This is in reference to Robert A. Garcia’s letter titled “There’s ‘something fishy’ at PVAO, coffers empty?” (Inquirer, 9/5/11) Garcia sent the letter in behalf of his grandmother Josefina Armada Aranas who, as a surviving spouse of a veteran, is a PVAO (Philippine Veterans Affairs Office) pensioner, whose regular monthly pension check used to be mailed to a rural bank in Zambales where she maintains a savings account.
It may be recalled that effective 2010, PVAO totally shifted its pension delivery method from mail to Direct Remittance Pension Servicing System (DRPSS). Under DRPSS, pensions are directly remitted to PVAO servicing banks and AFP financial institutions. At the end of the year, 98 percent of our pensioners had complied with the requirements for DRPSS enrolment and began enjoying a full range of banking services from the online automated systems of their chosen servicing banks. In order to fully stop the printing and mailing of pension checks, PVAO notified the remaining 2 percent whose pensions continued to be remitted through rural banks, and advised them to open a pension account in any of PVAO’s accredited pension servicing banks.
In the case of Aranas, PVAO sent her a letter in April 2010 directing her to do the same. For some reasons, Aranas failed to respond and communicate with PVAO in spite of several follow-up letters; thus, her pension was suspended on March 2011 after almost a year of no contact, and her name was included among those presumed dead and needing proof of life.
PVAO instituted stricter measures following the discovery of dead pensioners who continued to be sent pensions, to protect PVAO’s genuine veterans and beneficiaries and to prevent fraudulent claimants and identity thieves from “stealing” pensions and benefits. This explains the longer process it now takes PVAO to act on demands for the resumption of pensions, particularly to those on the watchlist of probably dead pensioners.

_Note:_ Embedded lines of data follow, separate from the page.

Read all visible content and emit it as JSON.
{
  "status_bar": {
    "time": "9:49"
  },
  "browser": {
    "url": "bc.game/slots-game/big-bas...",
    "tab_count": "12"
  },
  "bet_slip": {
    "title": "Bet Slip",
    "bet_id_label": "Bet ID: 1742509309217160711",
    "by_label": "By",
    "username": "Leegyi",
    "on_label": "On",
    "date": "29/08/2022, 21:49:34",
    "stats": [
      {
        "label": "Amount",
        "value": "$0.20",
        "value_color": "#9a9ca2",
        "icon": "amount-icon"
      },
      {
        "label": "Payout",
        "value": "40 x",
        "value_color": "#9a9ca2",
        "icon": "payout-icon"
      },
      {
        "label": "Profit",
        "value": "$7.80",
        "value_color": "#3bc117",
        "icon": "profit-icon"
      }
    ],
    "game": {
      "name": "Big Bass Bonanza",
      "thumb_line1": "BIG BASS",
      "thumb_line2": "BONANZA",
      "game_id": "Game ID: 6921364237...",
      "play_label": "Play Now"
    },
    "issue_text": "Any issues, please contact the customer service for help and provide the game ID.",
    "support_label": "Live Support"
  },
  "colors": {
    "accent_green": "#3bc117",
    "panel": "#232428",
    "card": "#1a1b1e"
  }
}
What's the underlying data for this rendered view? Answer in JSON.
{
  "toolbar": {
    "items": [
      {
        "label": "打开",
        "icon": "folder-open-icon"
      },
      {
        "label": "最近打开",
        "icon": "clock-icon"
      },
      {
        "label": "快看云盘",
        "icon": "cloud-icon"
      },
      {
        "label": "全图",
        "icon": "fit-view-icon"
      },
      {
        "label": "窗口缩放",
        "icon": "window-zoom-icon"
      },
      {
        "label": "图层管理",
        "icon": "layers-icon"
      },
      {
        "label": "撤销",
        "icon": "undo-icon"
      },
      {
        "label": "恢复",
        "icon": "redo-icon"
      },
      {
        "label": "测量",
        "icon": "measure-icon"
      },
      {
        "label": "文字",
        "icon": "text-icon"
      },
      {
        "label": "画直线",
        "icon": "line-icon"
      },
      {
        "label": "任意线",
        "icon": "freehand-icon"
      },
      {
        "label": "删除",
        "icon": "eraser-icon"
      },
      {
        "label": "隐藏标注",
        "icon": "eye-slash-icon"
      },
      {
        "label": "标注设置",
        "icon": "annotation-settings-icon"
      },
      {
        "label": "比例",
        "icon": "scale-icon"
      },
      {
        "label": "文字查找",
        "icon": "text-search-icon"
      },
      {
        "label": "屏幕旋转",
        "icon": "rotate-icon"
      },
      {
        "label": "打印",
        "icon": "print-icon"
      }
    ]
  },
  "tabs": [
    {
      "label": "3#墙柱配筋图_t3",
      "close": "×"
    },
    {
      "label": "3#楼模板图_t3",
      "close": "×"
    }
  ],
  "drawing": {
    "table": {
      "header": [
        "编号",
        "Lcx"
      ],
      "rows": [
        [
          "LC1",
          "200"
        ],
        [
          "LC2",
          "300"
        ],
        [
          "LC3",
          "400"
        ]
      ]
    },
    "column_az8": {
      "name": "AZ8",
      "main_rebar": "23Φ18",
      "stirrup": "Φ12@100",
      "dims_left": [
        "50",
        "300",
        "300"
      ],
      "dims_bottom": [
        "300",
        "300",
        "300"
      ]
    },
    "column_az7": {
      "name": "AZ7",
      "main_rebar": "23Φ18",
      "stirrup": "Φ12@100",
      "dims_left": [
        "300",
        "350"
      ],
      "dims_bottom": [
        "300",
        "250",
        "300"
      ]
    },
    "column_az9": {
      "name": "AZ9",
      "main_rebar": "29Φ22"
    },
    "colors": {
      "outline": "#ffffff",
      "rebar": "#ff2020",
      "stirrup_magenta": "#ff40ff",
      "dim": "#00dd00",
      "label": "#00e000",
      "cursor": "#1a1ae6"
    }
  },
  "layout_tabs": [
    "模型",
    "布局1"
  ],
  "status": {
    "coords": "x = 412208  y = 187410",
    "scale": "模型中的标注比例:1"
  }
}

Last May 2011, Aranas submitted the requirements for the revalidation of her pensioner status and subsequent enrolment to the DRPSS. The good news is that after thorough processing, her identity and legitimacy has been established, and the resumption of her pension has been approved effective October 2011 and her pension arrearages will also be fully paid.
May we also clarify that police clearance is not among the basic requirements for the resumption of pension. What PVAO requires—on the need basis—is a recently issued barangay clearance to establish the identity and residency of pension claimants. PVAO does not require additional documents other than those listed in our Citizens Charter which is posted on our website— www.pvao.mil.ph—along with other significant information regarding veterans’ benefits.
We encourage the public to report to us any violation of this rule by giving us a call at (02)912-4526 or through e-mail (firstname.lastname@example.org). We also invite everyone to send us feedback through SMS by texting PVAO, (space), message and send to 2920.
—ERNESTO G. CAROLINA,
Philippine Veterans Affairs Office